The really great movie about making the worst movie ever. For Depp's second project with Burton, he played '50s Hollywood cult filmmaker Ed Wood, who pulled Bela Lugosi out of retirement for Plan 9 from Outer Space. Depp has said that, "within 10 minutes of hearing about the project, I was committed." Fun fact: Depp now owns Lugosi's sprawling West Hollywood estate.
The mental patient you wouldn't.
That mustache is not as charming as he seems to think it is. As an art dealer-cum-adventurer, Johnny Depp wears the most distinctive mustache of his career in Mortdecai.
The gangster you wouldn't. James "Whitey" Bulger is one of the most notorious criminals in American history. Jack Nicholson's character in The Departed was based on the Boston crime lord, but Depp was brought on board to play him in a biopic that paints him as an ice-blooded, cold-eyed killer.
A dying man becomes the Internet. Don't feel bad for not seeing it. In Transcendence, Johnny Depp plays a scientist obsessed with creating a computer with greater-than-human intelligence. For his lofty, potentially world-ending ambitions, he's shot. He eventually dies, but not before downloading his consciousness into a computer that allows him to transcend his body. In a practical sense, that means he shaved his heads and stuck a bunch of electrodes to it to look kind of like a 2014 Lawnmower Man with cornrows.
This ranks higher if you've got a thing for Depp's druggy characters. To play real-life drug trafficker George Jung in Blow, Johnny Depp wore some luxurious-looking locks straight out of the '70s. He didn't look much like the guy he played in the movie, but his onscreen transformation from young and handsome to paunchy, balding, and haggard was accurate.
Not as good as 'Down By Law,' but still pretty good! Johnny Depp teamed up with famed indie director Jim Jarmusch for his first flirtation with the Western genre, Dead Man. In it he plays a meek accountant from Ohio who moves to a frontier town and finds his identity slipping away as he goes on the run from the law.
His boring hirsute version of Hunter S. Thompson.
At the beginning of the film he's like a 10, but then he loses his nose to syphilis. Depp doesn't just play creative geniuses with spotty histories, he seems to have a true affinity for them. Such is the case with The Libertine in which he plays 17th century British poet John Wilmot, who was a favorite in the court of King Charles II, but drank and debauched himself to an early grave at 33.

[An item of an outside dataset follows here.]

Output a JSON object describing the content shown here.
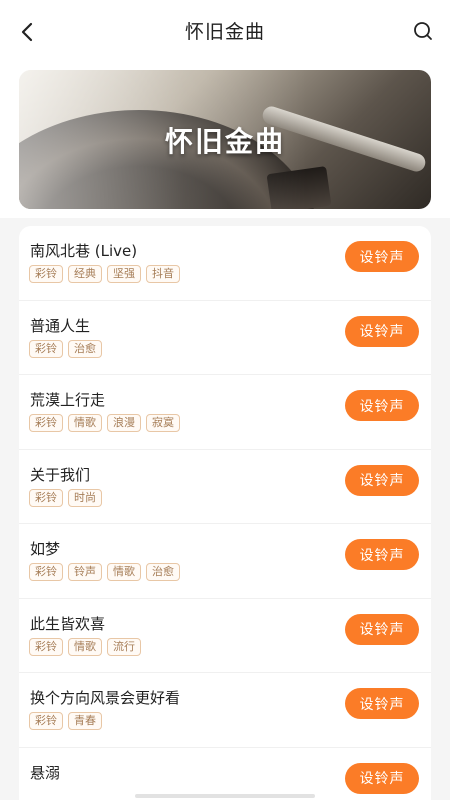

This site uses cookies to deliver our services. By using our site, you acknowledge that you have read and understand our Terms of Service and Cookie Policy. Your use of ThingLink's Products and Services, is subject to these policies and terms.